Work instructions – Type out all the records word for word. Any pictures are to be left out.

[Entries from a dataset of interfaces]
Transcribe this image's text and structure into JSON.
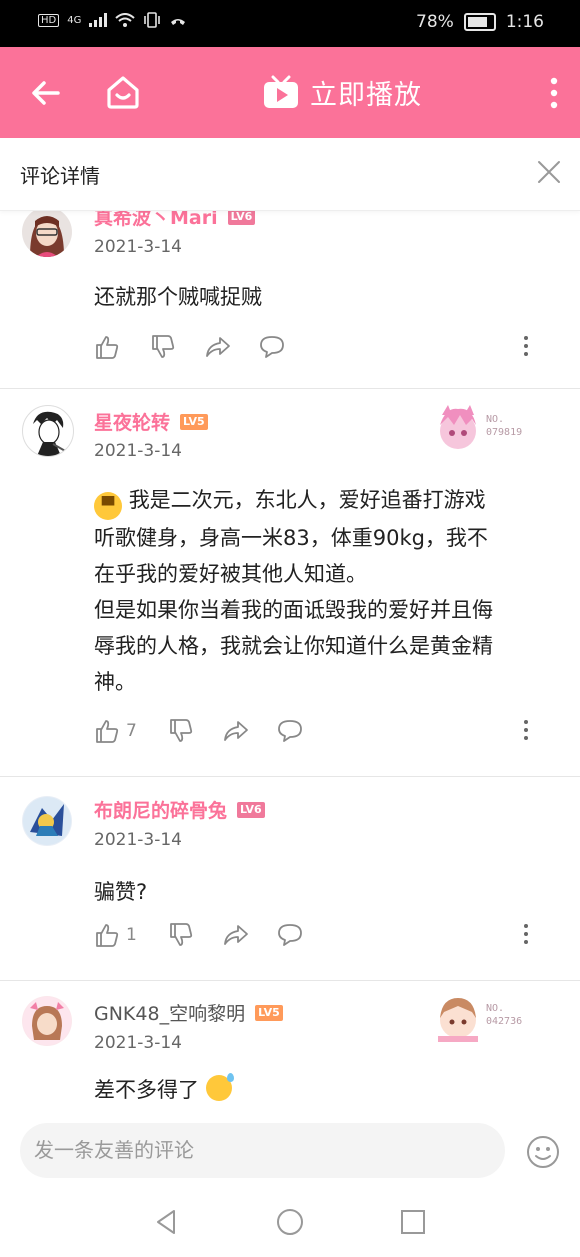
{
  "status": {
    "left_icons": [
      "HD",
      "4G",
      "signal-icon",
      "wifi-icon",
      "vibrate-icon",
      "call-icon"
    ],
    "hd": "HD",
    "net": "4G",
    "battery": "78%",
    "time": "1:16"
  },
  "appbar": {
    "title": "立即播放",
    "accent": "#fb7299"
  },
  "sheet": {
    "title": "评论详情"
  },
  "comments": [
    {
      "user": "真希波丶Mari",
      "level": "LV6",
      "level_color": "#f0799b",
      "date": "2021-3-14",
      "text": "还就那个贼喊捉贼",
      "likes": "",
      "badge_no": ""
    },
    {
      "user": "星夜轮转",
      "level": "LV5",
      "level_color": "#ff9a5a",
      "date": "2021-3-14",
      "text_lines": [
        "我是二次元，东北人，爱好追番打游戏",
        "听歌健身，身高一米83，体重90kg，我不",
        "在乎我的爱好被其他人知道。",
        "但是如果你当着我的面诋毁我的爱好并且侮",
        "辱我的人格，我就会让你知道什么是黄金精",
        "神。"
      ],
      "likes": "7",
      "badge_label": "NO.",
      "badge_no": "079819"
    },
    {
      "user": "布朗尼的碎骨兔",
      "level": "LV6",
      "level_color": "#f0799b",
      "date": "2021-3-14",
      "text": "骗赞?",
      "likes": "1",
      "badge_no": ""
    },
    {
      "user": "GNK48_空响黎明",
      "level": "LV5",
      "level_color": "#ff9a5a",
      "date": "2021-3-14",
      "text": "差不多得了",
      "likes": "",
      "badge_label": "NO.",
      "badge_no": "042736"
    }
  ],
  "composer": {
    "placeholder": "发一条友善的评论"
  }
}
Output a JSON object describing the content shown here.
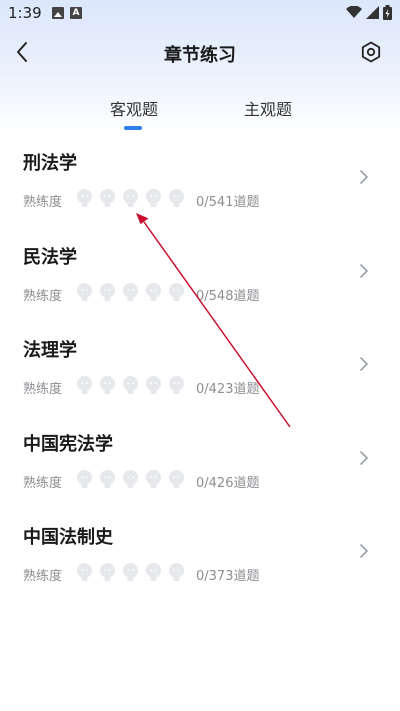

Result for this task –
Transcribe this image's text and structure into JSON.
{
  "status": {
    "left_icons": [
      "HD",
      "4G",
      "signal-icon",
      "wifi-icon",
      "vibrate-icon",
      "call-icon"
    ],
    "hd": "HD",
    "net": "4G",
    "battery": "78%",
    "time": "1:16"
  },
  "appbar": {
    "title": "立即播放",
    "accent": "#fb7299"
  },
  "sheet": {
    "title": "评论详情"
  },
  "comments": [
    {
      "user": "真希波丶Mari",
      "level": "LV6",
      "level_color": "#f0799b",
      "date": "2021-3-14",
      "text": "还就那个贼喊捉贼",
      "likes": "",
      "badge_no": ""
    },
    {
      "user": "星夜轮转",
      "level": "LV5",
      "level_color": "#ff9a5a",
      "date": "2021-3-14",
      "text_lines": [
        "我是二次元，东北人，爱好追番打游戏",
        "听歌健身，身高一米83，体重90kg，我不",
        "在乎我的爱好被其他人知道。",
        "但是如果你当着我的面诋毁我的爱好并且侮",
        "辱我的人格，我就会让你知道什么是黄金精",
        "神。"
      ],
      "likes": "7",
      "badge_label": "NO.",
      "badge_no": "079819"
    },
    {
      "user": "布朗尼的碎骨兔",
      "level": "LV6",
      "level_color": "#f0799b",
      "date": "2021-3-14",
      "text": "骗赞?",
      "likes": "1",
      "badge_no": ""
    },
    {
      "user": "GNK48_空响黎明",
      "level": "LV5",
      "level_color": "#ff9a5a",
      "date": "2021-3-14",
      "text": "差不多得了",
      "likes": "",
      "badge_label": "NO.",
      "badge_no": "042736"
    }
  ],
  "composer": {
    "placeholder": "发一条友善的评论"
  }
}
Output a JSON object describing the content shown here.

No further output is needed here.